Feeds

Be a composer

A short cut for developers – and others

The Power of One Brief: Top reasons to choose HP BladeSystem

It's not programming any more - it's composition. At least this is what Andy Bailey, VP of global marketing at Attunity, argues. With the release this week of version 2.1 of InFocus, Bailey says Attunity has introduced 'the first iteration of developer tools' which will enable customers to build their own applications on the InFocus platform.

"InFocus is a relatively new product - we only put out the first major release in September 2006 and there were no graphical tools with it then. But version 2.1 gives developers graphical tools to compose workplace applications using standard components such as XML and JSP," Bailey explains.

Attunity, based in Boston, MA, made its name in the data connection market producing change data capture (CDC) adapters for major IT players from IBM and HP to Microsoft and Oracle. It only recently moved into the emerging market for service-based workplace applications with InFocus, building on its knowledge of data connectivity. Workplace applications aim to improve collaboration by bringing data sources and services together in real time.

Version 2.1 of InFocus features two specific tools - Workplace Designer, which is aimed at business analysts for building front-end clients - and Composition Designer - which is used by technical development staff to build server-based services.

"Workplace Designer gives the analyst a quick way to build a front end. It can, for example, define frames and items such as RSS feeds with the help of the end user. While Composition Designer uses the Ajax model and standard technologies to compose the back-end services," says Bailey. Attunity calls this Cojax from 'Composition Of JSP and XML'.

He goes on to say that Cojax can cut application development time to days rather than months. "Rapid development is the core of what we are doing with InFocus and we see application composition as the way to do this. It is the direction all software development is moving." ®

Seven Steps to Software Security

More from The Register

next story
KDE releases ice-cream coloured Plasma 5 just in time for summer
Melty but refreshing - popular rival to Mint's Cinnamon's still a work in progress
NO MORE ALL CAPS and other pleasures of Visual Studio 14
Unpicking a packed preview that breaks down ASP.NET
Secure microkernel that uses maths to be 'bug free' goes open source
Hacker-repelling, drone-protecting code will soon be yours to tweak as you see fit
Cheer up, Nokia fans.
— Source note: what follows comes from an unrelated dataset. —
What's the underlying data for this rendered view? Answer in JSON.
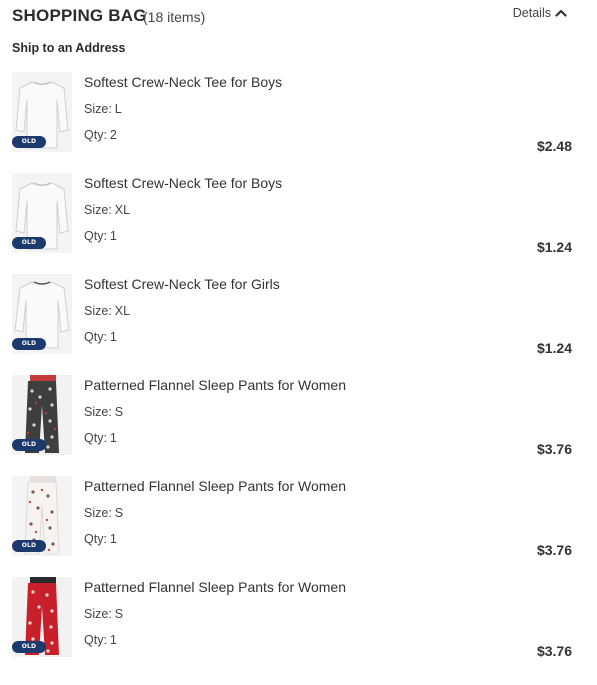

It can start making mobes again in 18 months
The real winner of the Nokia sale is *drumroll* ... Nokia
Put down that Oracle database patch: It could cost $23,000 per CPU
On-by-default INMEMORY tech a boon for developers ... as long as they can afford it
Another day, another Firefox: Version 31 is upon us ALREADY
Web devs, Mozilla really wants you to like this one
Google shows off new Chrome OS look
Athena springs full-grown from Chromium project's head
prev story

Whitepapers

Implementing global e-invoicing with guaranteed legal certainty
Explaining the role local tax compliance plays in successful supply chain management and e-business and how leading global brands are addressing this.
Consolidation: The Foundation for IT Business Transformation
In this whitepaper learn how effective consolidation of IT and business resources can enable multiple, meaningful business benefits.
Application security programs and practises
Follow a few strategies and your organization can gain the full benefits of open source and the cloud without compromising the security of your applications.
How modern custom applications can spur business growth
Learn how to create, deploy and manage custom applications without consuming or expanding the need for scarce, expensive IT resources.
Securing Web Applications Made Simple and Scalable
Learn how automated security testing can provide a simple and scalable way to protect your web applications.